As the leading cause of blindness among people over 50 years, macular degeneration is a global, debilitating disease that demands our attention. Although we have highly effective therapies for wet age-related macular degeneration (nAMD), undertreatment of these patients is now an emerging issue, and we still await an effective treatment for dry age-related macular degeneration. And like macular degeneration, other diseases of the macula – diabetic macular oedema (DMO), and retinal vein occlusion (RVO) – are on the rise.

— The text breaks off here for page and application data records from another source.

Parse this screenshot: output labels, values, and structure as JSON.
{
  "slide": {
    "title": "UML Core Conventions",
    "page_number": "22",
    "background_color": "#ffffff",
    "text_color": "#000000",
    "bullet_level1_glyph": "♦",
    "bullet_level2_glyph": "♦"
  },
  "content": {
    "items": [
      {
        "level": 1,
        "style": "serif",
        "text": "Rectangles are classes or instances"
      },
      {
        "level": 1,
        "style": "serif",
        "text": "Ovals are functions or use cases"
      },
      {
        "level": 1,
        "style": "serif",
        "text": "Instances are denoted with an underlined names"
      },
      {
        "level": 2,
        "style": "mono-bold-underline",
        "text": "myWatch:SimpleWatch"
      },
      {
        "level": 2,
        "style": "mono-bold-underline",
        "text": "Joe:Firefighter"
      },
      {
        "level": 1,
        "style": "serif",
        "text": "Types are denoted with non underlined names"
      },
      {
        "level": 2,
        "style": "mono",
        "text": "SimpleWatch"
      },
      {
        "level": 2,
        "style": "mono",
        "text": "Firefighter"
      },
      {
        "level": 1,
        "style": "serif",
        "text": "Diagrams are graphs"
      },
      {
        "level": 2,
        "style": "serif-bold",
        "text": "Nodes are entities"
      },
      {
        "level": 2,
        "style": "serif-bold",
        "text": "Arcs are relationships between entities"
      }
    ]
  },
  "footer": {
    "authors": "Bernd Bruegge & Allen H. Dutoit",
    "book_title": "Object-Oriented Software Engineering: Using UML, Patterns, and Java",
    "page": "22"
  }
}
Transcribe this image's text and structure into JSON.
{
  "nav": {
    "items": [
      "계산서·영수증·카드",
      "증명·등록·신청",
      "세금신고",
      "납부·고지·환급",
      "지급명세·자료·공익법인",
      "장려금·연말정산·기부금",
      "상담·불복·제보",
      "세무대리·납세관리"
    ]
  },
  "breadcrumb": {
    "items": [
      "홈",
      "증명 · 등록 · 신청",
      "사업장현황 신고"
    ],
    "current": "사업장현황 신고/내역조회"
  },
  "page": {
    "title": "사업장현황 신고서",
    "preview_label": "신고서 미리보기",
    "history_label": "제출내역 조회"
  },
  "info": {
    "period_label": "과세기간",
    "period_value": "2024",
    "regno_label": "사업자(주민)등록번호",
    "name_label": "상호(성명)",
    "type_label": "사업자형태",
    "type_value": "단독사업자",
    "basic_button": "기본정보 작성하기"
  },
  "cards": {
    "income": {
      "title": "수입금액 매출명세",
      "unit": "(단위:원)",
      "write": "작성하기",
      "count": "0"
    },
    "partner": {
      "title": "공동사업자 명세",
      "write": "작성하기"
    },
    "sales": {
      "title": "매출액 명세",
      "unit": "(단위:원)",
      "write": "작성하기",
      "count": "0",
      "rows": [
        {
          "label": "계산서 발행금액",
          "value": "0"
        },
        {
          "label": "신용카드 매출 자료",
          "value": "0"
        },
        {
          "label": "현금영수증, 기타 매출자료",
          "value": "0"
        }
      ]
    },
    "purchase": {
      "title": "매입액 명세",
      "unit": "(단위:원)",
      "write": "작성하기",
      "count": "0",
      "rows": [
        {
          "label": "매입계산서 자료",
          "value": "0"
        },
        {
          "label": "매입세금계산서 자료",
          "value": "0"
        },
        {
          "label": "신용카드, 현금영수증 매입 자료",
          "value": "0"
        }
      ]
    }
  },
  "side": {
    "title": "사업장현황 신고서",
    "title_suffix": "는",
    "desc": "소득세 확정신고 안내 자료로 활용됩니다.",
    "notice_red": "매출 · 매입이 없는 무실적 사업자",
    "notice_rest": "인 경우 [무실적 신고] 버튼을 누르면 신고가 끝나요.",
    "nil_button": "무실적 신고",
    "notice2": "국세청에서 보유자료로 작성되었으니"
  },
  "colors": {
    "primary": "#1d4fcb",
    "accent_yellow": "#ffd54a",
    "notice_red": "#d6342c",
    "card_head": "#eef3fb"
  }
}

To coincide with Macular Disease Foundation Australia’s (MDFA) Macula Month, this issue is all about macular disease, beginning with our lead news story on Optometry Australia’s hopes to engage the Royal Australian and New Zealand College of Ophthalmology on the topic of optometrists delivering anti-VEGF therapy for the treatment of nAMD, DMO, and potentially, RVO. While acknowledging that this isn’t something for everyone and neither is it ‘just around the corner’, the Association is firmly of the opinion that it’s time to start talking about potential delivery models (eg. collaborative and remotely supervised) that could be introduced. Yes, patient treatment plans are increasingly individualised, however they say optometrists can be equipped to implement these plans with training, support, and by embracing sophisticated imaging technologies that can help identify biomarkers and other features predictive of disease progression. On top of that, we have emerging artificial intelligence-based software to guide treatment decision making… and plenty of international studies evidencing the success of optometrists and nurses providing injection therapy overseas.
This issue, in a departure from the norm, we bring you the patient perspective of a man from regional NSW who lives with Charles Bonnet Syndrome (CBS). Although Chris Hansen’s CBS was triggered by an anaphylactic attack during heart surgery, his story fits well in our macular disease issue as macular degeneration is the biggest risk factor for this much-misunderstood condition. Chris’ story is fascinating, providing insights into living with CBS that you simply wouldn’t find in clinical literature. I hope you find it as interesting as we did, and that you can use the information to inform and help patients.
Thank you to all the contributors for this issue, and in particular to the team at MDFA who helped initiate many of the articles. If you haven’t already, I encourage you to contact MDFA to request resources and get behind the Foundation’s 2021 macula awareness campaign.